→ **Work item**: The string "container" may appear on lines of the entries below; report how many such lines there are, and only that.

Data about app and page elements
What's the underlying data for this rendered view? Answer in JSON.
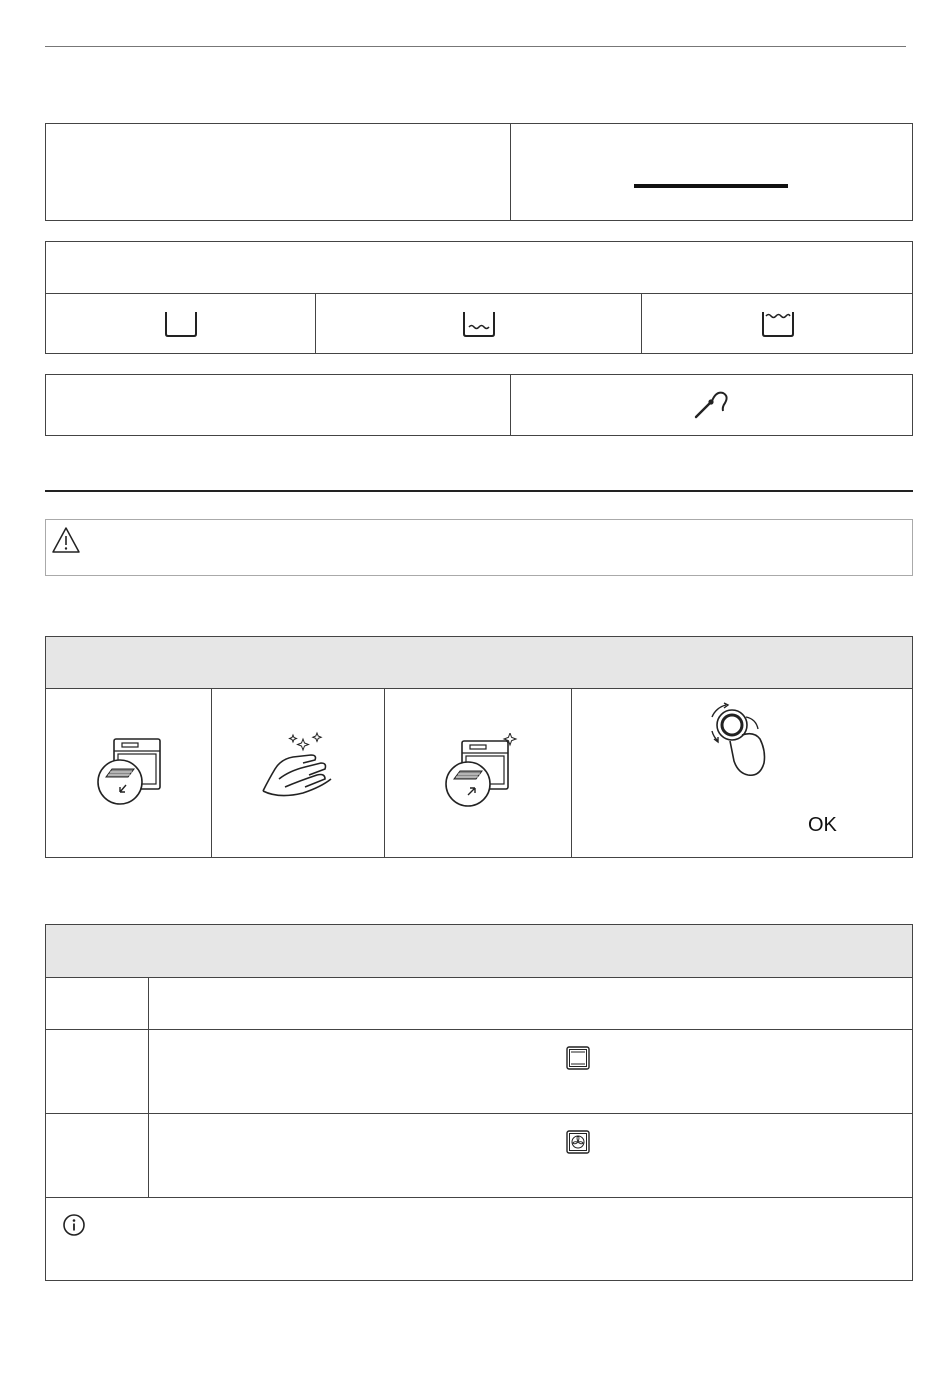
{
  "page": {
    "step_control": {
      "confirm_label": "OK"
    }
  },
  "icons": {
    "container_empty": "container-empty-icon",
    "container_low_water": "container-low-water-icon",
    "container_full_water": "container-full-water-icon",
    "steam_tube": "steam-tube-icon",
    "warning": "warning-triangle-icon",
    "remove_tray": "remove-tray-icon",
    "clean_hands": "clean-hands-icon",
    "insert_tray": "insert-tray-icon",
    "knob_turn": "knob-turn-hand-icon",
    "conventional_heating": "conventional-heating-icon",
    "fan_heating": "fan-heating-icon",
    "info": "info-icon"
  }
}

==

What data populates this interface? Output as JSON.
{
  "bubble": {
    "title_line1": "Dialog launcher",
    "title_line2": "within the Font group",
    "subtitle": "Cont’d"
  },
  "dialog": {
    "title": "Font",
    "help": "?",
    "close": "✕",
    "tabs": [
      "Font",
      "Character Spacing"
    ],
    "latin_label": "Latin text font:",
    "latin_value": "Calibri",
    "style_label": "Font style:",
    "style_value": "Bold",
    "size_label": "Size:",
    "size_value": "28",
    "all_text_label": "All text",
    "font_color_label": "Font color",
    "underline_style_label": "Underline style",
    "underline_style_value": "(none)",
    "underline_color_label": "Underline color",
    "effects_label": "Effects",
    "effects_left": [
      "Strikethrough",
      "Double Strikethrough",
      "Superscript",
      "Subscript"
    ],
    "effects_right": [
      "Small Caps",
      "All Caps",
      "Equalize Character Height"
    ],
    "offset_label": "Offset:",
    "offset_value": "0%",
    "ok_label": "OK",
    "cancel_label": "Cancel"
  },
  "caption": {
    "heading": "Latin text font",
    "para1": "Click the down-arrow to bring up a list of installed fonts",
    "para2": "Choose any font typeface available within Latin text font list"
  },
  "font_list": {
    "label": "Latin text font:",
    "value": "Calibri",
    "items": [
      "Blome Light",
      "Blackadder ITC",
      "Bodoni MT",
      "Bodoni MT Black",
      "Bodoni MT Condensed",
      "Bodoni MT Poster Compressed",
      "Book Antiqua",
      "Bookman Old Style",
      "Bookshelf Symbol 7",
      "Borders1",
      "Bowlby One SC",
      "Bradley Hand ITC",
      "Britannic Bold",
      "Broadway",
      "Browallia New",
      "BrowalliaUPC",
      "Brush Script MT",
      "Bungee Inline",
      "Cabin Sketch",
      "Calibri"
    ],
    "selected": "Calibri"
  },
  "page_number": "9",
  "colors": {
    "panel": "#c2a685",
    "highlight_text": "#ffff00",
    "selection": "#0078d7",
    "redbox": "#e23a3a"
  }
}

→ **Problem solution**: 3